India needs far larger investment in sports than it sees currently
India’s raising a toast to Mirabai Chanu, Lovlina Borgohain, and PV Sindhu for their podium-finish at the Tokyo Olympics. Now, the men’s hockey team will play against Germany for the bronze while the women’s team made history on Monday by entering an Olympic semi-final for the first time ever. The cheers they are getting are richly earned. Each win so far—and this is not just about the medals in the list—is, without doubt, a story of grit and gumption.
Twenty-six year old Chanu gathered firewood as a child; as a 12-year-old, her elder brother reminisced not so long ago, she would lift much heavier bundles than him.
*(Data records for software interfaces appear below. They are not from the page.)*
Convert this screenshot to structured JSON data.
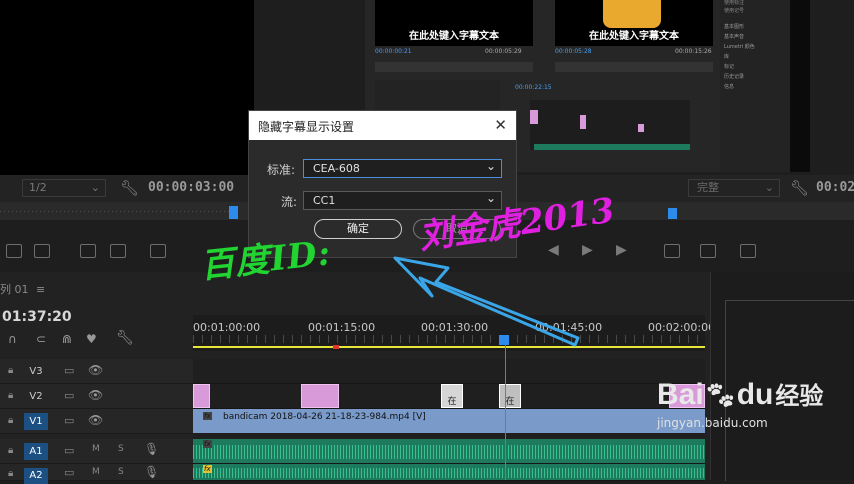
{
  "top_left": {
    "res_select": "1/2",
    "timecode": "00:00:03:00"
  },
  "top_right": {
    "quality_select": "完整",
    "timecode_partial": "00:02"
  },
  "embedded": {
    "caption_left": "在此处键入字幕文本",
    "caption_right": "在此处键入字幕文本",
    "tc_left": "00:00:00:21",
    "tc_left_end": "00:00:05:29",
    "tc_right": "00:00:05:28",
    "tc_right_end": "00:00:15:26",
    "tc_timeline": "00:00:22:15",
    "side_items": [
      "基本图形",
      "基本声音",
      "Lumetri 颜色",
      "库",
      "标记",
      "历史记录",
      "信息"
    ],
    "checkbox_items": [
      "使用标注",
      "使用记号"
    ]
  },
  "sequence": {
    "name": "列 01",
    "timecode": "01:37:20"
  },
  "ruler": {
    "labels": [
      "00:01:00:00",
      "00:01:15:00",
      "00:01:30:00",
      "00:01:45:00",
      "00:02:00:00"
    ]
  },
  "tracks": [
    {
      "name": "V3",
      "active": false
    },
    {
      "name": "V2",
      "active": false
    },
    {
      "name": "V1",
      "active": true
    },
    {
      "name": "A1",
      "active": true
    },
    {
      "name": "A2",
      "active": true
    }
  ],
  "track_letters": {
    "m": "M",
    "s": "S"
  },
  "v1_clip": "bandicam 2018-04-26 21-18-23-984.mp4 [V]",
  "clip_icon": "fx",
  "caption_marker": "在",
  "dialog": {
    "title": "隐藏字幕显示设置",
    "standard_label": "标准:",
    "standard_value": "CEA-608",
    "stream_label": "流:",
    "stream_value": "CC1",
    "ok": "确定",
    "cancel": "取消"
  },
  "overlay": {
    "text_green": "百度ID:",
    "text_magenta": "刘金虎2013",
    "arrow_color": "#3aa6e8",
    "green_color": "#22d431",
    "magenta_color": "#e020e0"
  },
  "watermark": {
    "brand_a": "Bai",
    "brand_b": "du",
    "brand_cn": "经验",
    "url": "jingyan.baidu.com"
  },
  "colors": {
    "accent_blue": "#2d8ceb",
    "playhead": "#2d8ceb",
    "track_active": "#1c4f82"
  }
}
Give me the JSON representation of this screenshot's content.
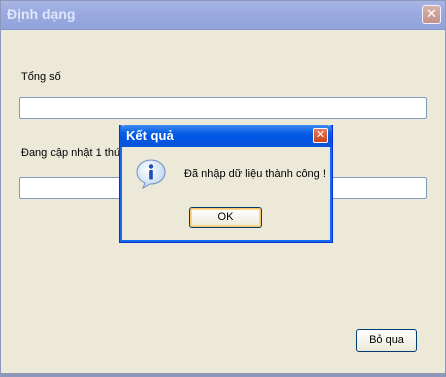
{
  "main_window": {
    "title": "Định dạng",
    "close_glyph": "✕",
    "fields": [
      {
        "label": "Tổng số",
        "value": ""
      },
      {
        "label": "Đang cập nhật 1 thứ",
        "value": ""
      }
    ],
    "skip_label": "Bỏ qua"
  },
  "dialog": {
    "title": "Kết quả",
    "close_glyph": "✕",
    "icon": "info-icon",
    "message": "Đã nhập dữ liệu thành công !",
    "ok_label": "OK"
  },
  "colors": {
    "inactive_titlebar": "#9aaae0",
    "active_titlebar": "#0054e3",
    "face": "#ece9d8"
  }
}
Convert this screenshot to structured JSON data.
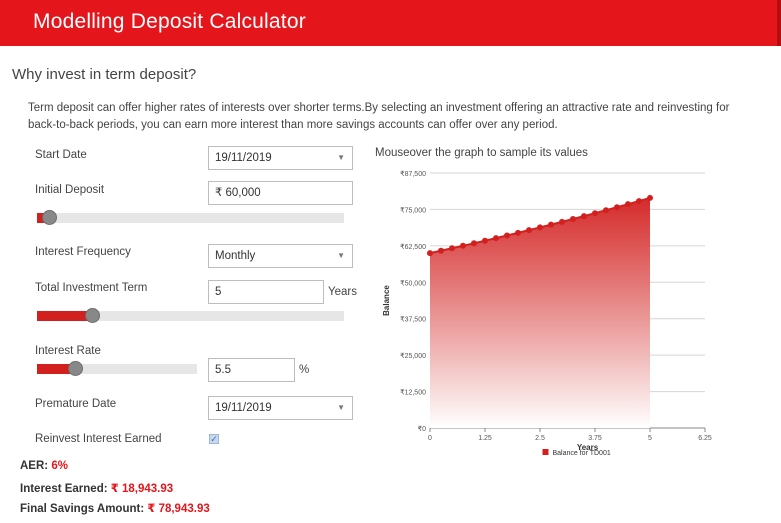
{
  "header": {
    "title": "Modelling Deposit Calculator"
  },
  "section": {
    "title": "Why invest in term deposit?",
    "description": "Term deposit can offer higher rates of interests over shorter terms.By selecting an investment offering an attractive rate and reinvesting for back-to-back periods, you can earn more interest than more savings accounts can offer over any period."
  },
  "form": {
    "start_date": {
      "label": "Start Date",
      "value": "19/11/2019"
    },
    "initial_deposit": {
      "label": "Initial Deposit",
      "value": "₹ 60,000",
      "slider_level": 0.04
    },
    "interest_frequency": {
      "label": "Interest Frequency",
      "value": "Monthly"
    },
    "investment_term": {
      "label": "Total Investment Term",
      "value": "5",
      "unit": "Years",
      "slider_level": 0.18
    },
    "interest_rate": {
      "label": "Interest Rate",
      "value": "5.5",
      "unit": "%",
      "slider_level": 0.24
    },
    "premature_date": {
      "label": "Premature Date",
      "value": "19/11/2019"
    },
    "reinvest": {
      "label": "Reinvest Interest Earned",
      "checked": true
    }
  },
  "summary": {
    "aer_label": "AER:",
    "aer_value": "6%",
    "interest_label": "Interest Earned:",
    "interest_value": "₹ 18,943.93",
    "final_label": "Final Savings Amount:",
    "final_value": "₹ 78,943.93"
  },
  "chart_caption": "Mouseover the graph to sample its values",
  "colors": {
    "brand_red": "#e4151b",
    "series_red": "#d2201f"
  },
  "chart_data": {
    "type": "area",
    "ylabel": "Balance",
    "xlabel": "Years",
    "xlim": [
      0,
      6.25
    ],
    "ylim": [
      0,
      87500
    ],
    "x_ticks": [
      "0",
      "1.25",
      "2.5",
      "3.75",
      "5",
      "6.25"
    ],
    "y_ticks": [
      "₹0",
      "₹12,500",
      "₹25,000",
      "₹37,500",
      "₹50,000",
      "₹62,500",
      "₹75,000",
      "₹87,500"
    ],
    "legend": "bottom-center",
    "series": [
      {
        "name": "Balance for TD001",
        "x": [
          0,
          0.25,
          0.5,
          0.75,
          1,
          1.25,
          1.5,
          1.75,
          2,
          2.25,
          2.5,
          2.75,
          3,
          3.25,
          3.5,
          3.75,
          4,
          4.25,
          4.5,
          4.75,
          5
        ],
        "y": [
          60000,
          60830,
          61670,
          62520,
          63380,
          64260,
          65150,
          66050,
          66960,
          67890,
          68830,
          69780,
          70740,
          71720,
          72710,
          73710,
          74730,
          75760,
          76810,
          77870,
          78944
        ]
      }
    ]
  }
}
Growing up battling hardship—one parent a contractual junior level employee with the state government and the other a street-food vendor—Chanu’s victory is as much her personal triumph as it is a beacon of hope for millions of Indians without privilege.
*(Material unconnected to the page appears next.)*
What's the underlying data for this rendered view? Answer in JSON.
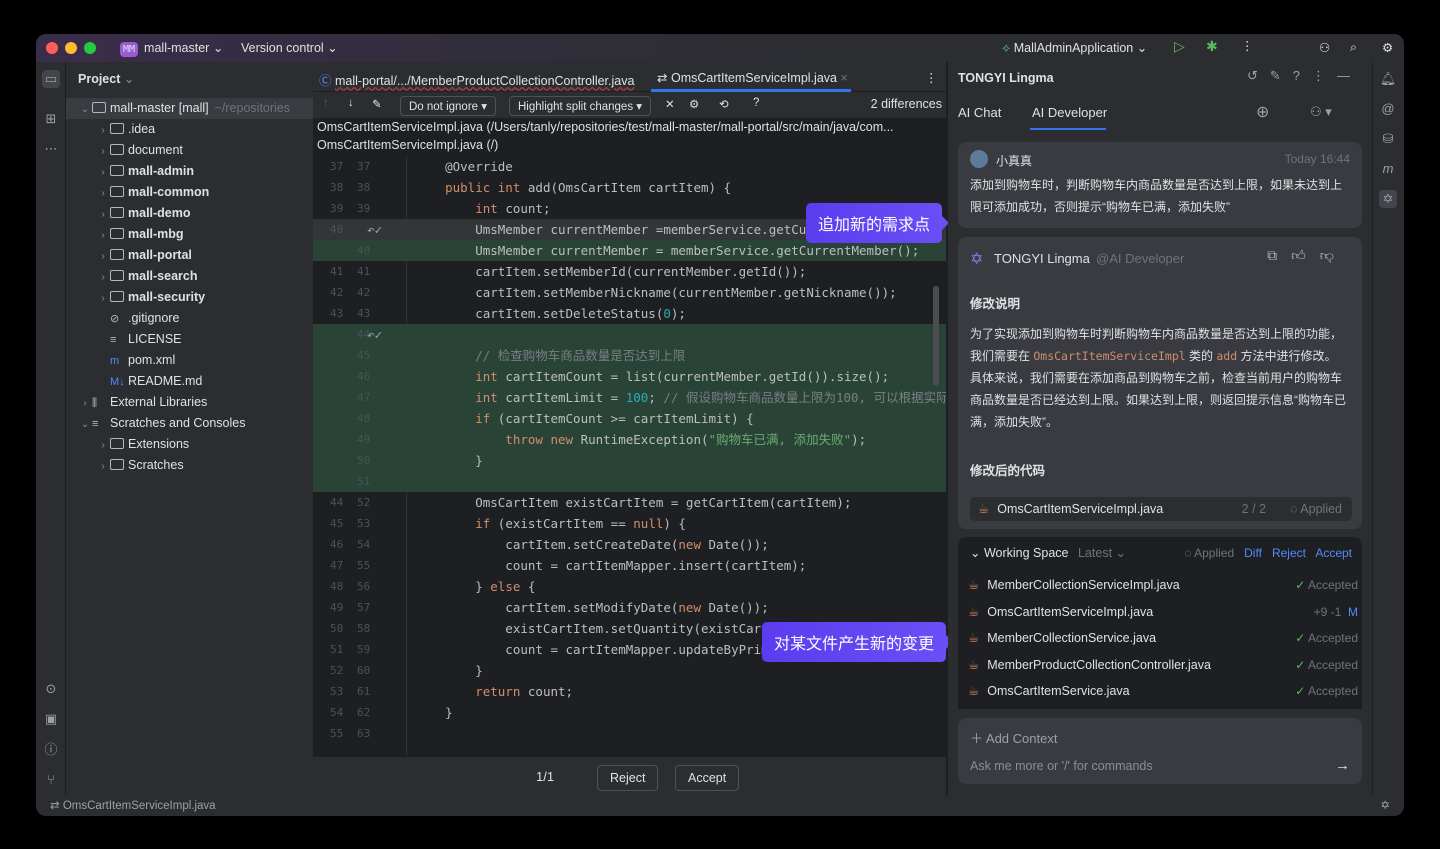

Borgohain (whose father never had the resources to nurture her sporting ambitions), the women’s hockey team’s Neha Goyal (for whom the sport represents an escape from both poverty and abuse at home), Nikki Pradhan (whose sister worked as a labourer to buy a hockey stick) and many others in the Indian Olympics contingent who may or may not get celebrated, all battled great odds and emerged the best in their sport, from a billion-plus population.
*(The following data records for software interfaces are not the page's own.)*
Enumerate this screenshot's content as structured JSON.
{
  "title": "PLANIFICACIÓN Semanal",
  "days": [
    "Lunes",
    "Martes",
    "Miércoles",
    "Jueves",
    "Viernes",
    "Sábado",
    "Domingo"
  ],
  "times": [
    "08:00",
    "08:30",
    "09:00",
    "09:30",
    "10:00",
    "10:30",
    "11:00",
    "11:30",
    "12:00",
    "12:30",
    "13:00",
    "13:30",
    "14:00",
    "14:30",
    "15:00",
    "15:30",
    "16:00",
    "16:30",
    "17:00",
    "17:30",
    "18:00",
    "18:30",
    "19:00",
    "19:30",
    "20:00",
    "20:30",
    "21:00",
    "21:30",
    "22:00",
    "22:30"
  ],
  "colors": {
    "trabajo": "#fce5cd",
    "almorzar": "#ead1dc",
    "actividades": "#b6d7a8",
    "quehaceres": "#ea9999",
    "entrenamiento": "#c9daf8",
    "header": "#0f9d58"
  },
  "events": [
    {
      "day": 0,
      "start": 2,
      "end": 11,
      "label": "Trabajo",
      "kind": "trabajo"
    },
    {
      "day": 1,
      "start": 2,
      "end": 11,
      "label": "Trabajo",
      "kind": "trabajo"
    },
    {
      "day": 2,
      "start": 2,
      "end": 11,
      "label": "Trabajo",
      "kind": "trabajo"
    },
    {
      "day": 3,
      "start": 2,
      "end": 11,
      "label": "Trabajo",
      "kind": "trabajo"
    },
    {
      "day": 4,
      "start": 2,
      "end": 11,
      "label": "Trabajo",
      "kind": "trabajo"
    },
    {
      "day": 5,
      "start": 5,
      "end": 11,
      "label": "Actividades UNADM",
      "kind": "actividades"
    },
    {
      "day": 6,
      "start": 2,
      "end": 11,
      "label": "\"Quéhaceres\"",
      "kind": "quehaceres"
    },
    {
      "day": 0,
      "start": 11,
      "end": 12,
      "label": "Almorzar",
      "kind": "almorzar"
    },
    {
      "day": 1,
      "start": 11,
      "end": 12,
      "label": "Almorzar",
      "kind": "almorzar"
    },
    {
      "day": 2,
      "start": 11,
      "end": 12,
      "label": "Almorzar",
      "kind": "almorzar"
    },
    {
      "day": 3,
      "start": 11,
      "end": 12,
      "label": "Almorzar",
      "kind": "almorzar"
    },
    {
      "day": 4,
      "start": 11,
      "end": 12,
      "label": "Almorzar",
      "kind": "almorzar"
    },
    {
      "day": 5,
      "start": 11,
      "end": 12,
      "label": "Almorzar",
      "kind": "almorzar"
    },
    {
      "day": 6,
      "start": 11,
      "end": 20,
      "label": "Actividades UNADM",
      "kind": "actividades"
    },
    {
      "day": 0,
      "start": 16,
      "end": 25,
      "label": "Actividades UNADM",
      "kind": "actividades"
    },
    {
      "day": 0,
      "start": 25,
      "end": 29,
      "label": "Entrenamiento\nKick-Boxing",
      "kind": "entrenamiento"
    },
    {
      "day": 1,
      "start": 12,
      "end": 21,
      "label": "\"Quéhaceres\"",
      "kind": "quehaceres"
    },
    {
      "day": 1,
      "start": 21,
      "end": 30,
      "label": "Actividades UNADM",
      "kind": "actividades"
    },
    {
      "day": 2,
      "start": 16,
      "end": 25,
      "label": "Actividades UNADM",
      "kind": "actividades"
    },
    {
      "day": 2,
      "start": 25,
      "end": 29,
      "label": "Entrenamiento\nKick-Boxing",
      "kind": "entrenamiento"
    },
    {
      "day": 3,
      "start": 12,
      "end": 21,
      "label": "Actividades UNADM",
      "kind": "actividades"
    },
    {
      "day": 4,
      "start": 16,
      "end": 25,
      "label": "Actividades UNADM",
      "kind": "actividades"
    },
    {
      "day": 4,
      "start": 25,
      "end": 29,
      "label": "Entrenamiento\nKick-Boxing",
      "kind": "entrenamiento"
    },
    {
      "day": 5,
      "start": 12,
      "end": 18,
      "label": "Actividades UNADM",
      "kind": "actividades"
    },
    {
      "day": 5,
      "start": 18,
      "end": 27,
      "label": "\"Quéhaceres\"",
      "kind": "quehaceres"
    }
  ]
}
What is probably even more striking is that Indian sportswomen now hold the baton of India’s Olympic showing. From Karnam Malleswari to Mary Kom to Saina Nehwal and Sindhu to Sakshi Malik to, now, Chanu and Borgohain, if India’s flag has been raised at the Olympics podium in the last couple of decades, it has largely been because of its sportswomen.
However, despite the grit and gumption, gold (and more silver and more bronze) still eludes, Olympics after Olympics, championship after championship. In a country where the best sportspersons are those whose dreams would have died had there been no support—from the state, charities, corporates, etc—larger government funding is the only ticket to better showing at sporting events.
Yet, ‘Khelo India’, the scheme and the slogan, notwithstanding, the Centre cut the sports budget this fiscal by 8.16%, as per news reports. While almost the entire amount was to be spent under revenue heads, the capex, at a measly Rs 46.73 crore, is lower than last year’s Rs 51.02 crore. To be sure, the pandemic has queered the pitch last year and this year too. But, India has historically been a low spender when it comes to sports. And this is not just about the Centre, the states have done even worse.
China spends more than 200 times what India does, and, today, it is at the top of the medals list at Tokyo. Even with drastic cuts to the sports budget in recent years, Brazil is spending more than India does and has 14 medals, including three gold, to show for it. India needs to keep in mind that if it is not to fail its sportspersons, especially its sportswomen, it will have to put money where its mouth is. Else, it will end up a nation of dreams killed—like those of Rashmita Patra, who once represented India internationally in women’s football and is now selling paan.